When coming to Afghanistan, with proven natural gas reserves estimated at 49.55 billion cubic meters in early 2011, according to EIA data, it produced and consumed some 139.89 million cubic meters of gas in 2012 which is a scant figure.
Afghanistan's economy is in a deep decline and gas will be an indispensable resource for its rise. It is assumed that around two billion cubic meters of gas per year will be delivered to Afghanistan via TAPI.
Afghanistan agreed to buy some 500 million cubic meters of Turkmen gas in the first decade after commissioning the pipeline. The country has undertaken to buy one billion and 1.5 billion cubic meters of gas in the second and third decades respectively. These volumes of gas may be salutary for Afghanistan especially in the absence of any alternative.
Analysing the economic indicators of the project's participating countries, as well as the current situation around it we can safely say that this pipeline is very topical today and in certain moments even vital for those countries.
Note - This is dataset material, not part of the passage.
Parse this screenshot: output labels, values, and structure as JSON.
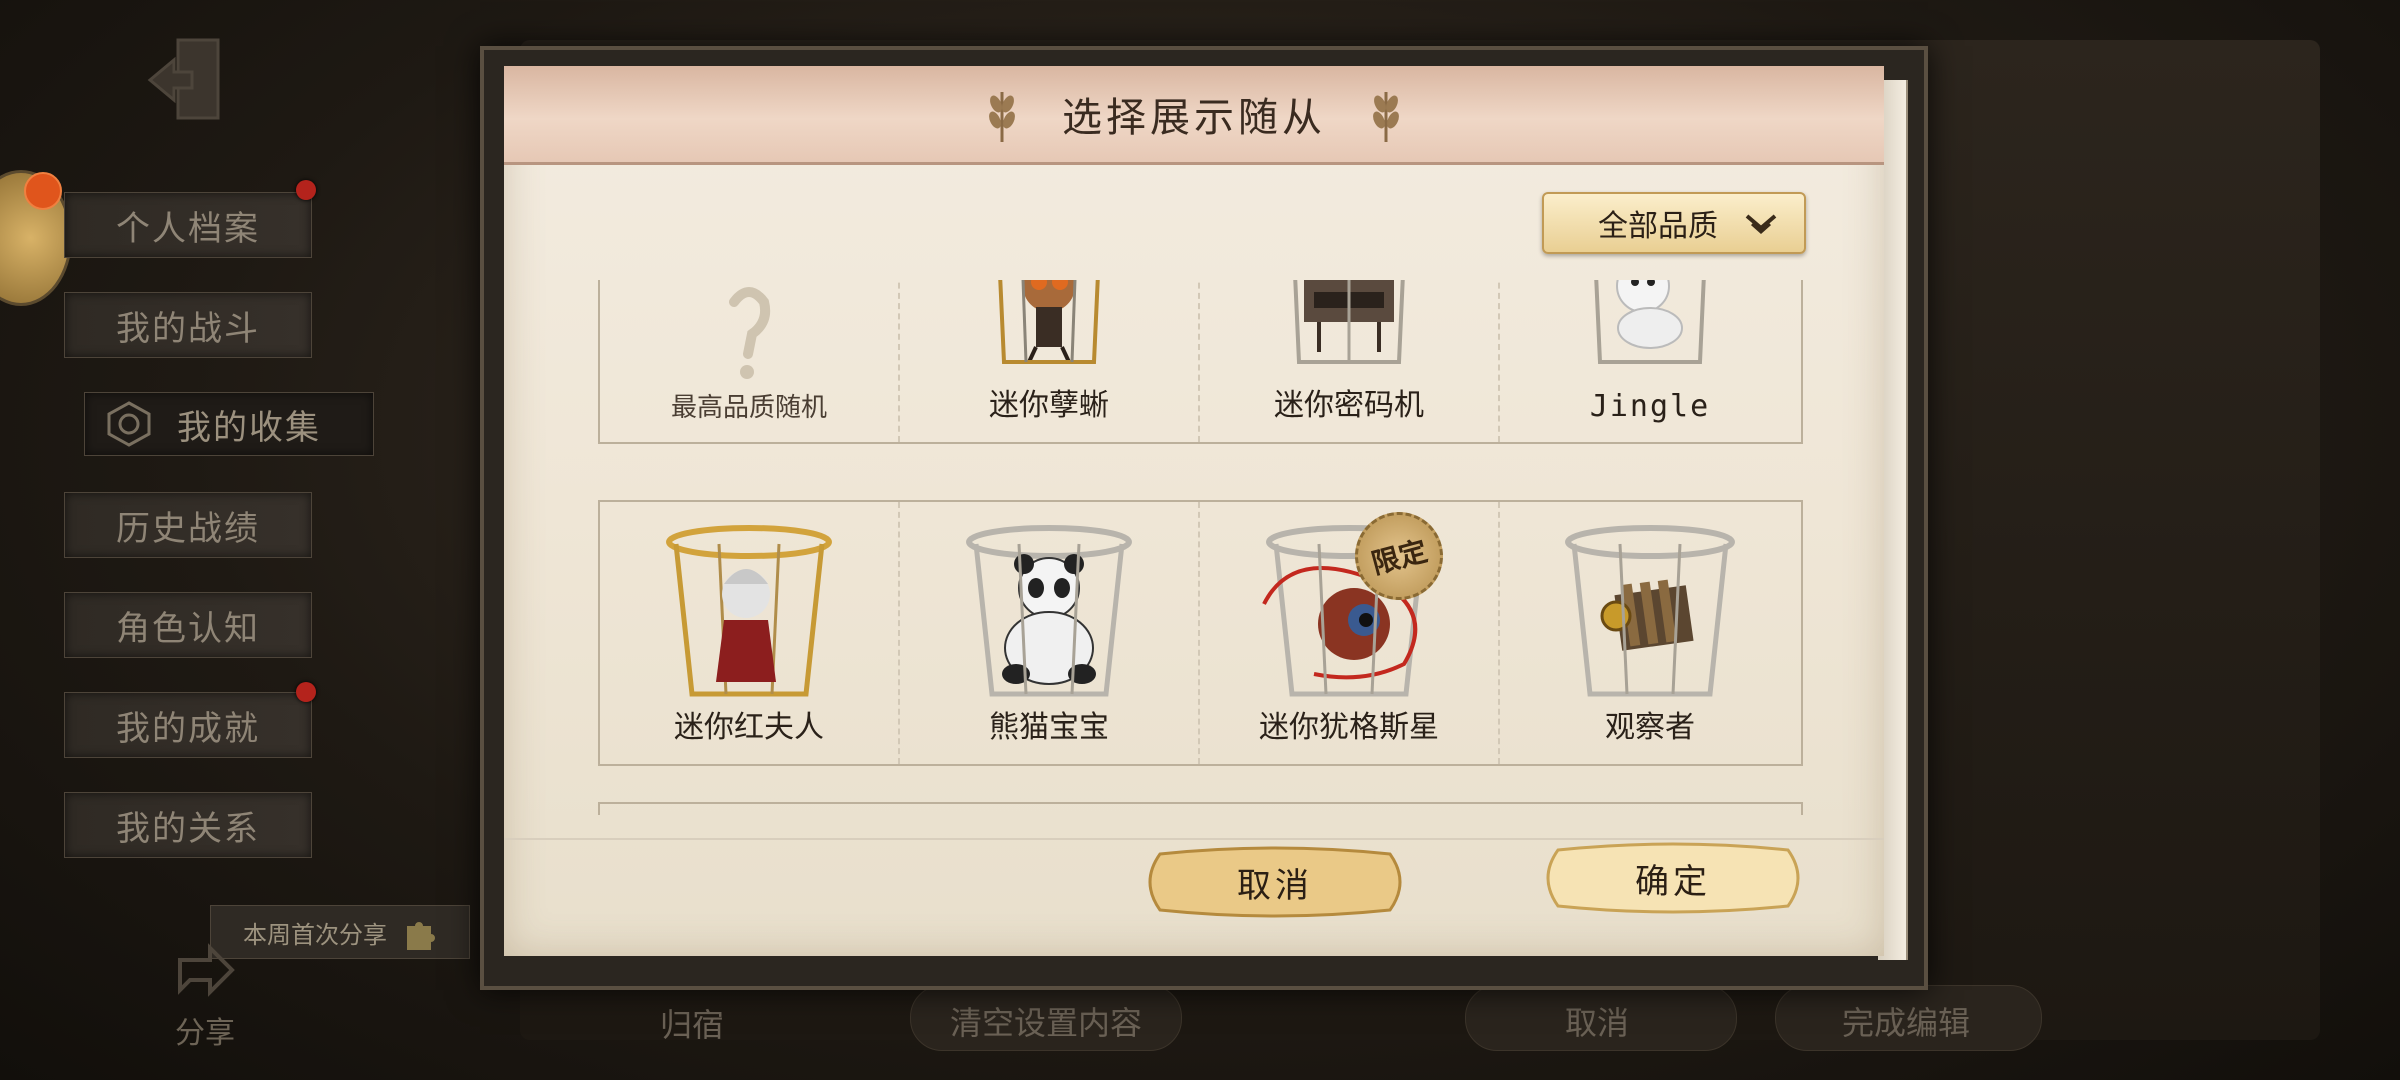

The importance of its implementation under the current conditions cover all the risks related to its running through troubled regions such as Afghanistan and Pakistan.
Only technical issues on the formation of the TAPI consortium, its practical implementation, as well as whether Turkmenistan will give up its policy of selling gas on the border with all the subtleties of this energy route remain open.